The quick update: Ryane Clowe (probable concussion) and Marc Staal (eye) were both on the ice for an optional morning skate. Not sure if either will play in Game 3 tonight, but I imagine both want to. Carl Hagelin, who went leg-on-leg with Alex Ovechkin early in Game 2 and skipped practice Sunday, will play tonight.
Photo above, from Getty Images. Enjoy it. It’s the only Rangers goal of the series so far.
Meanwhile, here’s the unedited version of my column from The Journal News and LoHud.com today:
By Rick Carpiniello
GREENBURGH – The Rangers are where they are, and it’s not good and it sure hasn’t been pretty.
Is an 0-2 hole going home for Games 3 and 4 of a playoff series the end of the world? No, of course it isn’t. But the chances of coming all the way back are slim, and the way the Rangers have fallen into that hole against the Washington Capitals sure makes it look grim.
They have scored one goal in two-plus games, a wrap-around by Carl Hagelin that went in off Capitals defenseman John Erskine’s skate in Game 1. In Game 2, the Rangers went to an overtime at 0-0 for the first time since 1933 … and lost because their power play failed miserably and the Capitals’ didn’t.
The Rangers, in their entire history have come back from 0-2 to win a playoff series exactly once, in 1996 against Montreal, when they lost the first two at home.
This hole looks deeper because of their inability to score against an average Washington team and a still unproven goalie Braden Holtby.

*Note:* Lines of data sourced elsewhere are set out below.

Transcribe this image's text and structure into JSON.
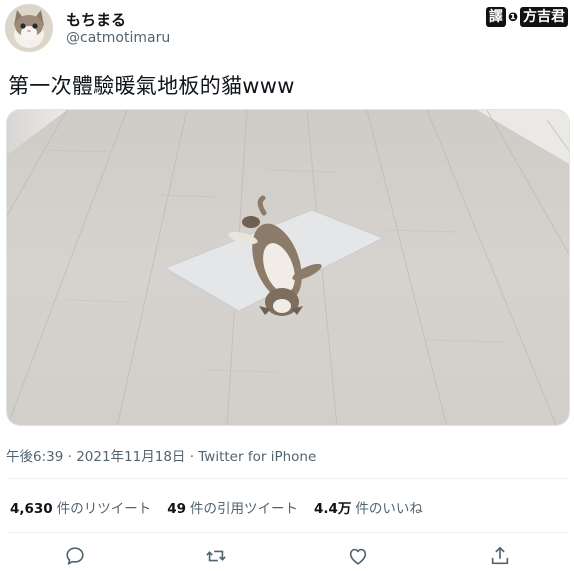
{
  "author": {
    "display_name": "もちまる",
    "handle": "@catmotimaru"
  },
  "badge": {
    "part1": "譯",
    "part2": "方吉君"
  },
  "tweet": {
    "text": "第一次體驗暖氣地板的貓www",
    "image_icon": "cat-on-floor-photo"
  },
  "meta": {
    "time": "午後6:39",
    "sep1": " · ",
    "date": "2021年11月18日",
    "sep2": " · ",
    "source": "Twitter for iPhone"
  },
  "stats": [
    {
      "count": "4,630",
      "label": "件のリツイート"
    },
    {
      "count": "49",
      "label": "件の引用ツイート"
    },
    {
      "count": "4.4万",
      "label": "件のいいね"
    }
  ],
  "actions": [
    "reply-icon",
    "retweet-icon",
    "like-icon",
    "share-icon"
  ],
  "colors": {
    "text_primary": "#0f1419",
    "text_secondary": "#536471",
    "divider": "#eff3f4",
    "icon": "#536471"
  }
}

“Every team plays defense,” Rangers coach John Tortorella said Sunday. “At times I think we’ve had chances. We haven’t capitalized. We still have to develop more. We’re going to continue trying.”
Trying isn’t the problem, finishing is. Especially when Rick Nash – who has had Capitals draped on him for two games – can’t produce a goal, or when No. 1 center Derek Stepan (one goal in 27 career playoff games) can’t buy one, or when Brad Richards, Ryan Callahan, Derek Brassard or any forward can’t chip one in.
Then again, this has been the Rangers’ bugaboo for years, especially under Tortorella.
They scored 14 goals in six games against the Devils last spring, 15 in seven against Washington before that, 14 in seven against Ottawa before that. They scored eight in five games against Washington the year before, and 11 in seven games against the Caps in 2009 (including seven in the last six games).
The power play is obviously the No. 1 culprit, to go along with a struggling penalty kill against the league’s best power play. Deadly combo. And yet the Rangers, despite very uneven play, and mostly being outplayed, could have won either game in D.C.
Hagelin, who went knee-on-knee with Alex Ovechkin early in Game 2, skipped practice Sunday, but the team said he’s fine and will play Monday night. Ryane Clowe (probable concussion) skated in practice and hasn’t ruled himself out of Game 3, but doesn’t know if he’ll play. Marc Staal (eye) also remains a possibility to return as the series goes on.
Mostly, though, it’s the Rangers’ collective psyche that will be tested because of the frustration of being unable to score … and understanding that without goals, there is no chance.
“That is the furthest thing of a worry for me, this group of guys,” Tortorella said. “This is a good group of guys and last time I remember, you need four games to win a series. Our guys are fully aware of that. So I don’t even think about that after a situation like (Game 2).”
He did think about a decision he made in overtime, when a long shift, then an icing, then a timeout, then another chance to change players on the ice resulted in a shift of 3:04 for Ryan McDonagh. That ended in McDonagh tossing a puck over the glass for a delay-of-game penalty and Mike Green’s power-play winner.
“If you’re asking me, should he have been on the ice, I put him on the ice 10 out of 10 times in that situation,” Tortorella said defiantly. “If it happens again (in Game 3) I’ll do the same thing.”
If the result is the same, turn out the lights.